[Opening Raw data section]
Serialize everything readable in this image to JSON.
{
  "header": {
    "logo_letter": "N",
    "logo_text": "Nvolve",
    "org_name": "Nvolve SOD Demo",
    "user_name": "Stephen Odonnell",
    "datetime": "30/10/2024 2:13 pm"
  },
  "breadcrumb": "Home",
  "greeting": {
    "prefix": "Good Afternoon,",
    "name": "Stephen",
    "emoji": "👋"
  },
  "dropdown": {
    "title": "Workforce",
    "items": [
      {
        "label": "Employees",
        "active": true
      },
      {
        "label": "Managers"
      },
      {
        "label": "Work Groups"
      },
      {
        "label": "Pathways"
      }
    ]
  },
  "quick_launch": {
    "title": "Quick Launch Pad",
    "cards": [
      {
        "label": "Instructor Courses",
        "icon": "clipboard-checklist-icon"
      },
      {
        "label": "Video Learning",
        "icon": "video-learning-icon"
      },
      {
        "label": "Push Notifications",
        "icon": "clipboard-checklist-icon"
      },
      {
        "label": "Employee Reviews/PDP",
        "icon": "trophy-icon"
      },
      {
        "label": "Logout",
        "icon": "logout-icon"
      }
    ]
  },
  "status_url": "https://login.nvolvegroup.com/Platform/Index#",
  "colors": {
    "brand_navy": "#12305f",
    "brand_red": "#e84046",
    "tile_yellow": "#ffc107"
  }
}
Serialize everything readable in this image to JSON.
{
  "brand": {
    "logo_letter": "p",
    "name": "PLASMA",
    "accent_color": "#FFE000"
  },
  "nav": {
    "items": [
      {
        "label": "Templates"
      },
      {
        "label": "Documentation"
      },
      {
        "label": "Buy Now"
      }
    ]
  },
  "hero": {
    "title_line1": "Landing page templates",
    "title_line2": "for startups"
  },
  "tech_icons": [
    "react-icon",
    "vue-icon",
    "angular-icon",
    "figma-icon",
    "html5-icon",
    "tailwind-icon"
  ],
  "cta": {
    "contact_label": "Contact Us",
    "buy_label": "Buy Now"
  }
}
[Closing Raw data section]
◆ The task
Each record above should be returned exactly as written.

◆ Solution to this problem
Serialize everything readable in this image to JSON.
{
  "header": {
    "logo_letter": "N",
    "logo_text": "Nvolve",
    "org_name": "Nvolve SOD Demo",
    "user_name": "Stephen Odonnell",
    "datetime": "30/10/2024 2:13 pm"
  },
  "breadcrumb": "Home",
  "greeting": {
    "prefix": "Good Afternoon,",
    "name": "Stephen",
    "emoji": "👋"
  },
  "dropdown": {
    "title": "Workforce",
    "items": [
      {
        "label": "Employees",
        "active": true
      },
      {
        "label": "Managers"
      },
      {
        "label": "Work Groups"
      },
      {
        "label": "Pathways"
      }
    ]
  },
  "quick_launch": {
    "title": "Quick Launch Pad",
    "cards": [
      {
        "label": "Instructor Courses",
        "icon": "clipboard-checklist-icon"
      },
      {
        "label": "Video Learning",
        "icon": "video-learning-icon"
      },
      {
        "label": "Push Notifications",
        "icon": "clipboard-checklist-icon"
      },
      {
        "label": "Employee Reviews/PDP",
        "icon": "trophy-icon"
      },
      {
        "label": "Logout",
        "icon": "logout-icon"
      }
    ]
  },
  "status_url": "https://login.nvolvegroup.com/Platform/Index#",
  "colors": {
    "brand_navy": "#12305f",
    "brand_red": "#e84046",
    "tile_yellow": "#ffc107"
  }
}
Serialize everything readable in this image to JSON.
{
  "brand": {
    "logo_letter": "p",
    "name": "PLASMA",
    "accent_color": "#FFE000"
  },
  "nav": {
    "items": [
      {
        "label": "Templates"
      },
      {
        "label": "Documentation"
      },
      {
        "label": "Buy Now"
      }
    ]
  },
  "hero": {
    "title_line1": "Landing page templates",
    "title_line2": "for startups"
  },
  "tech_icons": [
    "react-icon",
    "vue-icon",
    "angular-icon",
    "figma-icon",
    "html5-icon",
    "tailwind-icon"
  ],
  "cta": {
    "contact_label": "Contact Us",
    "buy_label": "Buy Now"
  }
}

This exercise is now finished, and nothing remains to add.